And this is where your story comes in - Your mom is already in the system. And with your mother's falls and weakness, she is in the best place possible for her. Simply because she has run out of money does not mean the rehab facility can just discharge her. I don't mean to sound harsh here, as if I didn't want my Mom living with me. Her agoraphobia, coupled with Alzheimers made it virtually impossible, so I was leaving my small children with my husband an hour away so I could stay at my Mom's home until my brother could watch her on the weekends. And it seems your situation is just as dire as mine was back then.
My plight got local attention from the medical community. I was invited to speak at a nurses seminar about how dementia patients fall thru thru cracks with the new "one-size-fits-all" Medicare rules (this was back in 1994). There wasn't a dry eye in the room when I finished - but it was there that I leaned about a new facility that had just opened specifically for Alzheimer patients (there were few to none in my state at that time). So that's where I took my mother to live.
However!
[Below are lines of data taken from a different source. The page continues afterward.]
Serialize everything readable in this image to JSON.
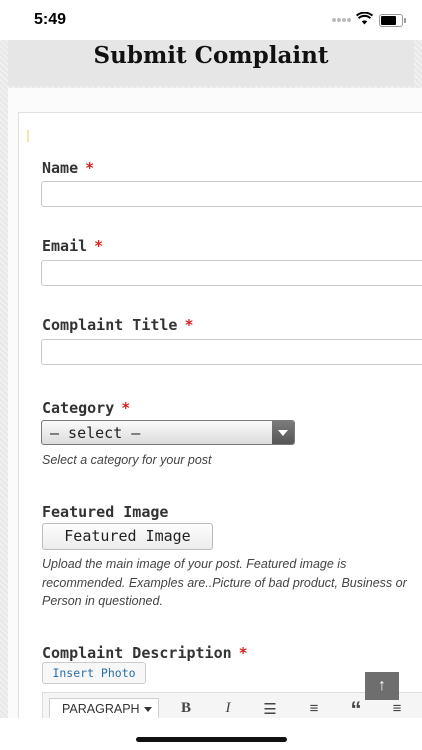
{
  "status_bar": {
    "time": "5:49"
  },
  "page": {
    "title": "Submit Complaint"
  },
  "form": {
    "name": {
      "label": "Name",
      "required_mark": "*",
      "value": ""
    },
    "email": {
      "label": "Email",
      "required_mark": "*",
      "value": ""
    },
    "complaint_title": {
      "label": "Complaint Title",
      "required_mark": "*",
      "value": ""
    },
    "category": {
      "label": "Category",
      "required_mark": "*",
      "selected": "— select —",
      "help": "Select a category for your post"
    },
    "featured_image": {
      "label": "Featured Image",
      "button": "Featured Image",
      "help": "Upload the main image of your post. Featured image is recommended. Examples are..Picture of bad product, Business or Person in questioned."
    },
    "complaint_description": {
      "label": "Complaint Description",
      "required_mark": "*",
      "insert_photo": "Insert Photo",
      "toolbar": {
        "format": "PARAGRAPH",
        "bold": "B",
        "italic": "I",
        "bullet_list": "☰",
        "numbered_list": "≡",
        "quote": "“",
        "align": "≡"
      }
    }
  },
  "scroll_top": {
    "icon": "arrow-up-icon",
    "glyph": "↑"
  }
}
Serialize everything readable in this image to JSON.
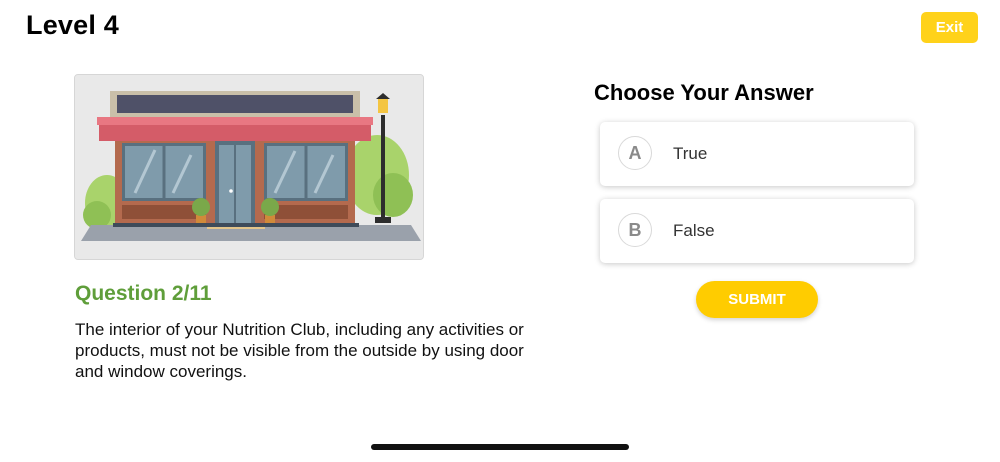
{
  "header": {
    "level_title": "Level 4",
    "exit_label": "Exit"
  },
  "question": {
    "number_label": "Question 2/11",
    "text": "The interior of your Nutrition Club, including any activities or products, must not be visible from the outside by using door and window coverings."
  },
  "answers": {
    "heading": "Choose Your Answer",
    "options": [
      {
        "letter": "A",
        "label": "True"
      },
      {
        "letter": "B",
        "label": "False"
      }
    ],
    "submit_label": "SUBMIT"
  },
  "colors": {
    "accent": "#ffcc00",
    "question_green": "#5f9e3a",
    "awning": "#d95a66"
  }
}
Like your mom, she ran out of funds and the home sent me a letter that they were going to discharge her onto my doorstep and gave me a bill for the 15 grand it had cost to keep her since the funds ran out! Having learned about the hospital discharg- to-home liability, I doubted a nursing home could legally do that, either! So I called an ombudsman and they got that matter settled with a stern letter to the home and they helped me find the funds (from her social security, etc.) so she could stay where she was well cared-for (albeit the business office was shame-faced!) where she had a busy, sociable and well-rounded life - all which I (and you, too) could not give to her.
Your mom is where she needs to be (and it isn't up to your finances to fund her personal care home - just something I want you to know). If you need help figuring out what to do next, please call your local agency on aging and/or an ombudsman. I don't know what I would have done without their help. You have been under terrible stress. It is natural to feel the guilt and for your mom to want to come back to be with you and your husband. But is that what is really right - for her? How happy will she be when everyone around her is stressed, depressed and barely functioning? You can not take care of someone else until you take care of you. I have prepared my kids to never, ever feel guilty when/if I need to be in a home. They know I adored my mother and that I did what was best for her. You need to keep in mind that what is best for you is ultimately what is best for her.
My mom lived 2 years in that nursing home and she died peacefully there with my brother and me at her side. The staff was loving and attentive and a few hours later, after the funeral parlor took her precious body away and I walked to my car, I looked back at the nursing home - her home - And right over it was a beautiful double rainbow.